Dataset rows for apps and sites
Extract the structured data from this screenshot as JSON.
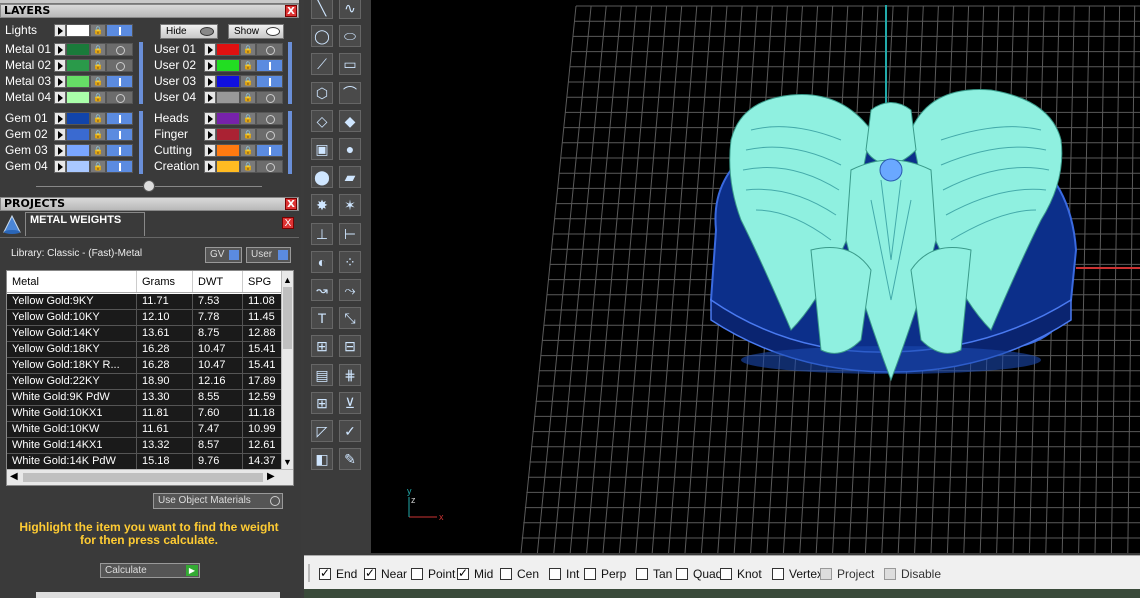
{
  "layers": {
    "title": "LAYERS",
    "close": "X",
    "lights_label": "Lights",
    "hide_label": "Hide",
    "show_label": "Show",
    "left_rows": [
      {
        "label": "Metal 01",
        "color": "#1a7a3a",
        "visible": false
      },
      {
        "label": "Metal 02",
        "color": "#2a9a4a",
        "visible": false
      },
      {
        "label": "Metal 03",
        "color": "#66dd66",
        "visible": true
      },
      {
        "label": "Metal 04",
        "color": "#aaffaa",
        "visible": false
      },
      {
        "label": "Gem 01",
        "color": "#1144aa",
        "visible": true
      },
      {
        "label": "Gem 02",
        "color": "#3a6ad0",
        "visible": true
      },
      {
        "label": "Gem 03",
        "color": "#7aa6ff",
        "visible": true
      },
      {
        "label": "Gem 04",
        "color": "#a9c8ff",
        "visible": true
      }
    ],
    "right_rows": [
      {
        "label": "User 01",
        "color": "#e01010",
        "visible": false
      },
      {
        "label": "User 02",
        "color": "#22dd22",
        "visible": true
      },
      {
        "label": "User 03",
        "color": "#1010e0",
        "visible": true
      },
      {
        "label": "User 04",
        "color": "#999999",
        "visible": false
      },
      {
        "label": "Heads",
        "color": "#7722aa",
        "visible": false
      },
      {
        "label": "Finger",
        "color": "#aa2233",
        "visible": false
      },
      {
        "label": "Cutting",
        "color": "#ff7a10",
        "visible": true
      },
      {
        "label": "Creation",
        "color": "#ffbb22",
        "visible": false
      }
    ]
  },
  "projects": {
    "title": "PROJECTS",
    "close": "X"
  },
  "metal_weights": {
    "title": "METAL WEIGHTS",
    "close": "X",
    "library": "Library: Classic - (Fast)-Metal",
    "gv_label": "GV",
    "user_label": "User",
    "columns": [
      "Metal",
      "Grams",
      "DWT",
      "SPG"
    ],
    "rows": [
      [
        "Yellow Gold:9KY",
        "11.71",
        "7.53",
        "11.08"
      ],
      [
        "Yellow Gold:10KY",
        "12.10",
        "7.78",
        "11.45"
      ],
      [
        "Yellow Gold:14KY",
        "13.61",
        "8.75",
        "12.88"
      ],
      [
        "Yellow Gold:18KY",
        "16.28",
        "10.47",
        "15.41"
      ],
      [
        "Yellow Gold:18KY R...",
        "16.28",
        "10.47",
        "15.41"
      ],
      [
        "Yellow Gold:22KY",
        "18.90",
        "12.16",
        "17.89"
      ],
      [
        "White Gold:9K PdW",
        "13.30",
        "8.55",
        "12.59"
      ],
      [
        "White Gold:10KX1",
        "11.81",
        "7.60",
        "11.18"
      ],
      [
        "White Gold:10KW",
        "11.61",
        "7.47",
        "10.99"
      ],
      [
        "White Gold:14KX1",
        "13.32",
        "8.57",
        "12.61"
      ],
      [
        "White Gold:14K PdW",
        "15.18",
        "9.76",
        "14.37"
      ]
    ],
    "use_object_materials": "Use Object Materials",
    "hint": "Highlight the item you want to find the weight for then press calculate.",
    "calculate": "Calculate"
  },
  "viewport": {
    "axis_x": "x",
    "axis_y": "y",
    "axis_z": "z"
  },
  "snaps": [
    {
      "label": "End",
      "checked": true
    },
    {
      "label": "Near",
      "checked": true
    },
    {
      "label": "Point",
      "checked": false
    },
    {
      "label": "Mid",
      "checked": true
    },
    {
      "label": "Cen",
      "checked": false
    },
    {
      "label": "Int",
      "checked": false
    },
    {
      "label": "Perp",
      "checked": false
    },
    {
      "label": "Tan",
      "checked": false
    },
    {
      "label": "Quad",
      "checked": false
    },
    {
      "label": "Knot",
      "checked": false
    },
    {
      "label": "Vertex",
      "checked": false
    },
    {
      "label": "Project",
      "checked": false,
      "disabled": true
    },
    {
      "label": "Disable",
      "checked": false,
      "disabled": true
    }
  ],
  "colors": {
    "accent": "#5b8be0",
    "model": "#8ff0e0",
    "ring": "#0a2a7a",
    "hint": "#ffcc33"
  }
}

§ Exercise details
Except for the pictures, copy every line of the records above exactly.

§ Completed task
Extract the structured data from this screenshot as JSON.
{
  "layers": {
    "title": "LAYERS",
    "close": "X",
    "lights_label": "Lights",
    "hide_label": "Hide",
    "show_label": "Show",
    "left_rows": [
      {
        "label": "Metal 01",
        "color": "#1a7a3a",
        "visible": false
      },
      {
        "label": "Metal 02",
        "color": "#2a9a4a",
        "visible": false
      },
      {
        "label": "Metal 03",
        "color": "#66dd66",
        "visible": true
      },
      {
        "label": "Metal 04",
        "color": "#aaffaa",
        "visible": false
      },
      {
        "label": "Gem 01",
        "color": "#1144aa",
        "visible": true
      },
      {
        "label": "Gem 02",
        "color": "#3a6ad0",
        "visible": true
      },
      {
        "label": "Gem 03",
        "color": "#7aa6ff",
        "visible": true
      },
      {
        "label": "Gem 04",
        "color": "#a9c8ff",
        "visible": true
      }
    ],
    "right_rows": [
      {
        "label": "User 01",
        "color": "#e01010",
        "visible": false
      },
      {
        "label": "User 02",
        "color": "#22dd22",
        "visible": true
      },
      {
        "label": "User 03",
        "color": "#1010e0",
        "visible": true
      },
      {
        "label": "User 04",
        "color": "#999999",
        "visible": false
      },
      {
        "label": "Heads",
        "color": "#7722aa",
        "visible": false
      },
      {
        "label": "Finger",
        "color": "#aa2233",
        "visible": false
      },
      {
        "label": "Cutting",
        "color": "#ff7a10",
        "visible": true
      },
      {
        "label": "Creation",
        "color": "#ffbb22",
        "visible": false
      }
    ]
  },
  "projects": {
    "title": "PROJECTS",
    "close": "X"
  },
  "metal_weights": {
    "title": "METAL WEIGHTS",
    "close": "X",
    "library": "Library: Classic - (Fast)-Metal",
    "gv_label": "GV",
    "user_label": "User",
    "columns": [
      "Metal",
      "Grams",
      "DWT",
      "SPG"
    ],
    "rows": [
      [
        "Yellow Gold:9KY",
        "11.71",
        "7.53",
        "11.08"
      ],
      [
        "Yellow Gold:10KY",
        "12.10",
        "7.78",
        "11.45"
      ],
      [
        "Yellow Gold:14KY",
        "13.61",
        "8.75",
        "12.88"
      ],
      [
        "Yellow Gold:18KY",
        "16.28",
        "10.47",
        "15.41"
      ],
      [
        "Yellow Gold:18KY R...",
        "16.28",
        "10.47",
        "15.41"
      ],
      [
        "Yellow Gold:22KY",
        "18.90",
        "12.16",
        "17.89"
      ],
      [
        "White Gold:9K PdW",
        "13.30",
        "8.55",
        "12.59"
      ],
      [
        "White Gold:10KX1",
        "11.81",
        "7.60",
        "11.18"
      ],
      [
        "White Gold:10KW",
        "11.61",
        "7.47",
        "10.99"
      ],
      [
        "White Gold:14KX1",
        "13.32",
        "8.57",
        "12.61"
      ],
      [
        "White Gold:14K PdW",
        "15.18",
        "9.76",
        "14.37"
      ]
    ],
    "use_object_materials": "Use Object Materials",
    "hint": "Highlight the item you want to find the weight for then press calculate.",
    "calculate": "Calculate"
  },
  "viewport": {
    "axis_x": "x",
    "axis_y": "y",
    "axis_z": "z"
  },
  "snaps": [
    {
      "label": "End",
      "checked": true
    },
    {
      "label": "Near",
      "checked": true
    },
    {
      "label": "Point",
      "checked": false
    },
    {
      "label": "Mid",
      "checked": true
    },
    {
      "label": "Cen",
      "checked": false
    },
    {
      "label": "Int",
      "checked": false
    },
    {
      "label": "Perp",
      "checked": false
    },
    {
      "label": "Tan",
      "checked": false
    },
    {
      "label": "Quad",
      "checked": false
    },
    {
      "label": "Knot",
      "checked": false
    },
    {
      "label": "Vertex",
      "checked": false
    },
    {
      "label": "Project",
      "checked": false,
      "disabled": true
    },
    {
      "label": "Disable",
      "checked": false,
      "disabled": true
    }
  ],
  "colors": {
    "accent": "#5b8be0",
    "model": "#8ff0e0",
    "ring": "#0a2a7a",
    "hint": "#ffcc33"
  }
}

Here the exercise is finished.